The real truth is, grain-free dog foods became a trend during the time that humans started preferring their diets with less grains and carbs.
This was about consumer preference and not about a scientific need to make nutritional changes in dog and cat diets.
Grain-free foods also became a booming business when people started assuming that canine allergies were related to diets that included healthy grains and carbs.
While there is certainly a subset of dogs that have gluten or grain intolerances, these are extremely low on the list of potential allergy-causing ingredients.
Is Grain-Free Food Better For My Dog?
The answer to that is not simple because it honestly depends on your dog and their physiology.
Some dogs have sensitivities to foods with grains or gluten, however rare it may be it is still possible.
On the other hand, most dogs – and we’re talking over 60% of them – do not have allergies to grain or gluten but rather the protein that is included in the diet.
So, with that in mind, the likelihood that a grain-free food is “better” for your dog is slim.
It is important to contact your veterinarian about what diet would be best for your pet.

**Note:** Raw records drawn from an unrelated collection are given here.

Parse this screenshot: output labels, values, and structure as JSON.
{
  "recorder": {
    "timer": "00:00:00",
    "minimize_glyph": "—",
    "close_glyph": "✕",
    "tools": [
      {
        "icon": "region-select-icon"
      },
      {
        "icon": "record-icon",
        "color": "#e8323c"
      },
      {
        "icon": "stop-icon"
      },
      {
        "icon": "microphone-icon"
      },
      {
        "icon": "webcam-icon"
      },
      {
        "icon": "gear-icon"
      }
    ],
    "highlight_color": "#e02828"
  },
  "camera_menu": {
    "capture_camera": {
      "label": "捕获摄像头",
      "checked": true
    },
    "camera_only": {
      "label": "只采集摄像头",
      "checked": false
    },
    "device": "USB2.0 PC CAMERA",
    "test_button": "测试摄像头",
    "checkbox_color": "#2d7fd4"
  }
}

In 2018, veterinary cardiologists noticed an increase in the number of dogs eating grain-free diets that were also diagnosed with a condition called dilated cardiomyopathy.
This heart problem can sometimes be blamed on genetics, but the higher prevalence of this condition in dogs eating grain-free or “boutique” diets was substantial.
So much so that the Food and Drug Administration (FDA) decided to get involved.
It was found that of the 1100 dogs with dilated cardiomyopathy that were studied, over 90% of the diets being fed were labeled as grain-free.
Many of the companies that exclusively make grain-free diets are small companies that have very limited studies performed on their foods (as well as no FDA backing).
Many commercial foods include brown rice and corn as a grain and carbohydrate ingredient, but these grain-free brands replace those beneficial ingredients with potatoes and beans.
While these foods are perfectly fine and dandy, there is no research to indicate that they are a more viable or healthier source compared to rice and corn.
Why Are Some Dog Foods Grain-Free?
If you ask a veterinary professional like myself, we will always tell you that it’s a fad.
We even coined an acronym called “BEG” which stands for “boutique, exotic-ingredient and grain-free”.
The increase in owners feeding the BEG diets became a short phenomenon, and with years of these foods being on the market, we are finally seeing the repercussions of minimal scientific data and research when it comes to dog diets.
If you’re looking for well-balanced and nutritional dog food, call your veterinarian for their personal recommendation!